Yacimovich tries to hawk Labor-style 'social justice' to world Jewish leaders
Speaking in Jerusalem to some 120 Jewish decision makers, Shelly Yacimovich attempts to link Jewish tradition with the Labor's political agenda, saying 'a country with tzedek doesn't need tzedakah.'
Labor Party leader Shelly Yacimovich pushed her political platform on Tuesday at a gathering of world Jewish leaders, saying that there is nothing more consistent with traditional Jewish values than promoting social justice.
Speaking in Jerusalem at a conference on the future of the Jewish people organized by The Jewish People Policy Institute, an Israeli-based think tank, she said: "Judaism is the ultimate source of social justice. Tikkun olam (repairing the world) and tzedakah (charity) are at the heart of our religion. But tzedek (justice) is more important than tzedakah. A country with tzedek doesn't need tzedakah."
Yacimovich, whose party is projected in the polls to win about 25 seats in the upcoming January election, said that the election is "about fundamental questions that concern Jewish identity."
The Labor Party leader addressed the group of roughly 120 Jewish decision-makers and academics in English. The focus of this year's two-day conference was financial management in the Jewish organizational world.
She said that in her view, one of the most positive developments in Israeli-Diaspora relations this past year was the decision to allow Reform and Conservative rabbis in Israel to receive salaries from their respective municipalities. "I have a great deal of respect for Orthodoxy," she said, "but we must allow for free religious expression for other streams of Judaism as well. This decision was a victory for freedom of religion."
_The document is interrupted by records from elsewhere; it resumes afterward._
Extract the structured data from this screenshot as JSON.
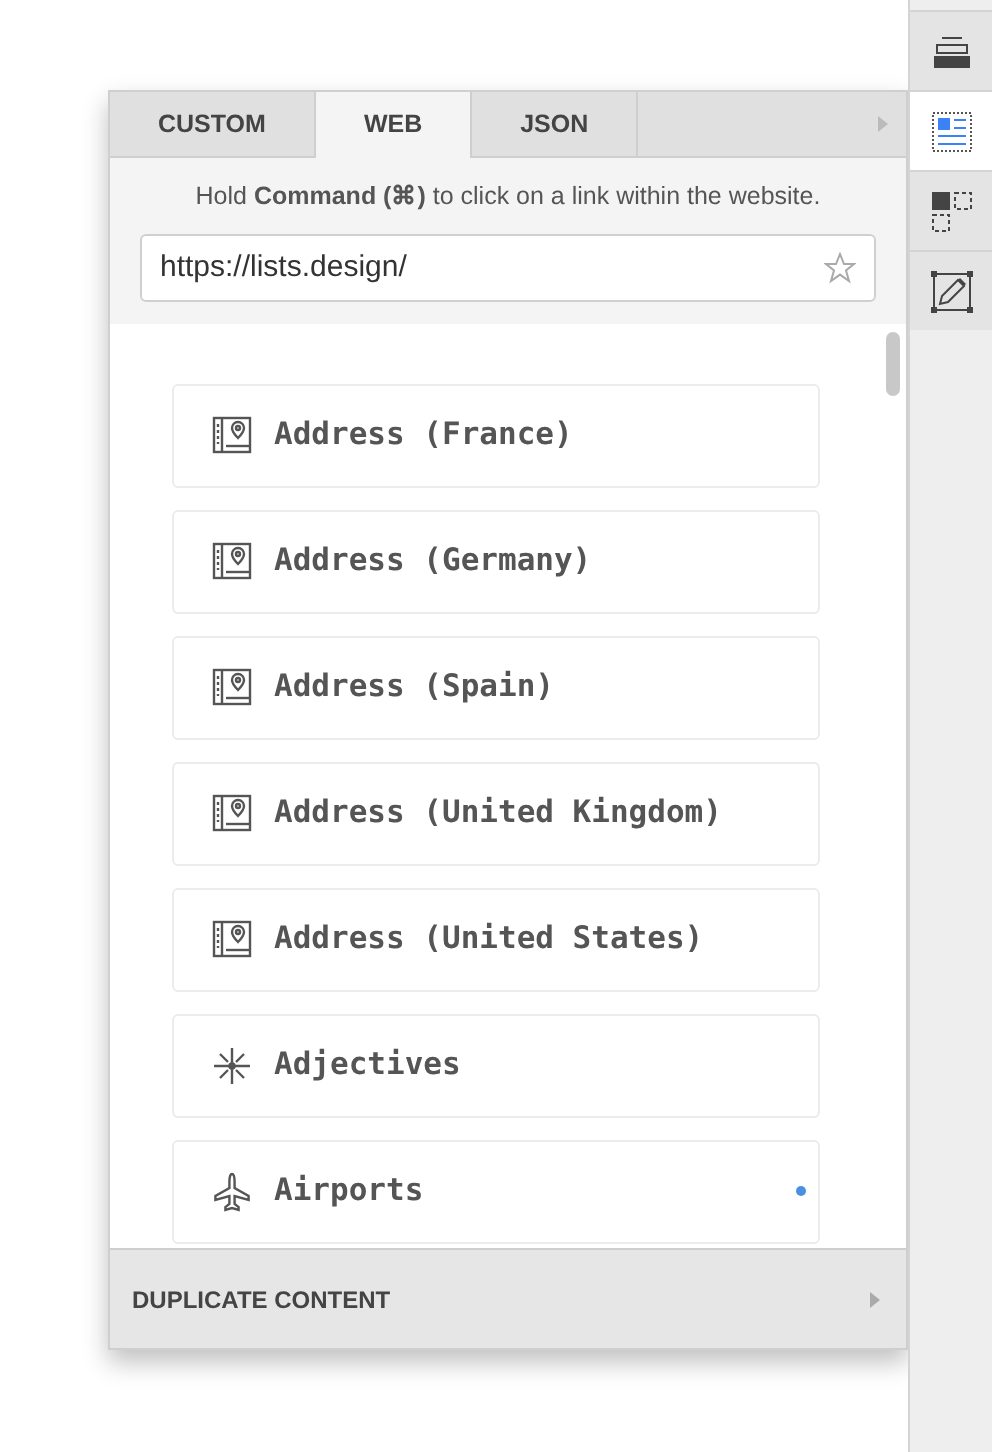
{
  "tabs": [
    {
      "label": "CUSTOM",
      "selected": false
    },
    {
      "label": "WEB",
      "selected": true
    },
    {
      "label": "JSON",
      "selected": false
    }
  ],
  "hint": "Hold **Command (⌘)** to click on a link within the website.",
  "url_field": {
    "value": "https://lists.design/"
  },
  "items": [
    {
      "kind": "address",
      "label": "Address (France)",
      "marked": false
    },
    {
      "kind": "address",
      "label": "Address (Germany)",
      "marked": false
    },
    {
      "kind": "address",
      "label": "Address (Spain)",
      "marked": false
    },
    {
      "kind": "address",
      "label": "Address (United Kingdom)",
      "marked": false
    },
    {
      "kind": "address",
      "label": "Address (United States)",
      "marked": false
    },
    {
      "kind": "sparkle",
      "label": "Adjectives",
      "marked": false
    },
    {
      "kind": "plane",
      "label": "Airports",
      "marked": true
    }
  ],
  "footer": {
    "label": "DUPLICATE CONTENT"
  },
  "toolbar": [
    {
      "kind": "layers",
      "selected": false
    },
    {
      "kind": "data",
      "selected": true
    },
    {
      "kind": "symbols",
      "selected": false
    },
    {
      "kind": "edit",
      "selected": false
    }
  ]
}
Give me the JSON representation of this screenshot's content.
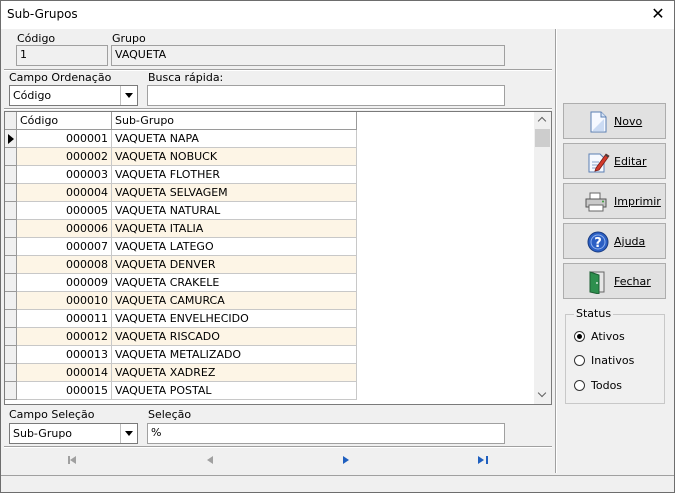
{
  "window": {
    "title": "Sub-Grupos",
    "close_glyph": "✕"
  },
  "header": {
    "codigo_label": "Código",
    "codigo_value": "1",
    "grupo_label": "Grupo",
    "grupo_value": "VAQUETA"
  },
  "ordering": {
    "campo_label": "Campo Ordenação",
    "campo_value": "Código",
    "busca_label": "Busca rápida:",
    "busca_value": ""
  },
  "grid": {
    "columns": [
      "Código",
      "Sub-Grupo"
    ],
    "rows": [
      {
        "codigo": "000001",
        "sub_grupo": "VAQUETA NAPA"
      },
      {
        "codigo": "000002",
        "sub_grupo": "VAQUETA NOBUCK"
      },
      {
        "codigo": "000003",
        "sub_grupo": "VAQUETA FLOTHER"
      },
      {
        "codigo": "000004",
        "sub_grupo": "VAQUETA SELVAGEM"
      },
      {
        "codigo": "000005",
        "sub_grupo": "VAQUETA NATURAL"
      },
      {
        "codigo": "000006",
        "sub_grupo": "VAQUETA ITALIA"
      },
      {
        "codigo": "000007",
        "sub_grupo": "VAQUETA LATEGO"
      },
      {
        "codigo": "000008",
        "sub_grupo": "VAQUETA DENVER"
      },
      {
        "codigo": "000009",
        "sub_grupo": "VAQUETA CRAKELE"
      },
      {
        "codigo": "000010",
        "sub_grupo": "VAQUETA CAMURCA"
      },
      {
        "codigo": "000011",
        "sub_grupo": "VAQUETA ENVELHECIDO"
      },
      {
        "codigo": "000012",
        "sub_grupo": "VAQUETA RISCADO"
      },
      {
        "codigo": "000013",
        "sub_grupo": "VAQUETA METALIZADO"
      },
      {
        "codigo": "000014",
        "sub_grupo": "VAQUETA XADREZ"
      },
      {
        "codigo": "000015",
        "sub_grupo": "VAQUETA POSTAL"
      }
    ]
  },
  "selection": {
    "campo_label": "Campo Seleção",
    "campo_value": "Sub-Grupo",
    "selecao_label": "Seleção",
    "selecao_value": "%"
  },
  "buttons": {
    "novo": "Novo",
    "editar": "Editar",
    "imprimir": "Imprimir",
    "ajuda": "Ajuda",
    "fechar": "Fechar"
  },
  "status": {
    "legend": "Status",
    "options": [
      "Ativos",
      "Inativos",
      "Todos"
    ],
    "selected": "Ativos"
  },
  "colors": {
    "row_alt": "#fdf5e6",
    "nav_active": "#1f5fbf",
    "nav_disabled": "#a0a0a0"
  }
}
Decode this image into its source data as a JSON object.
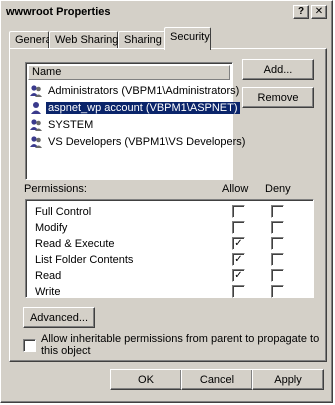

Yacimovich suggested that increasing signs of racism in Israel are connected to rising rates of poverty in the country. "Poverty fosters racism and intolerance," she said. "That's true everywhere, not only in Israel. The flowers of peace will not bud unless Israelis feel rooted in social justice and economic security."
She said the nation's biggest challenge was that "too many Israelis live in a world that has nothing to do with 'start-up nation.'" She noted that Israel's poverty rate was among the highest in the developed world. "We cannot tolerate this. Not in Israel," she said.
The solution, she said, lies in "finding the right balance between the free market system, on the one hand, and state responsibility for its citizens, on the other."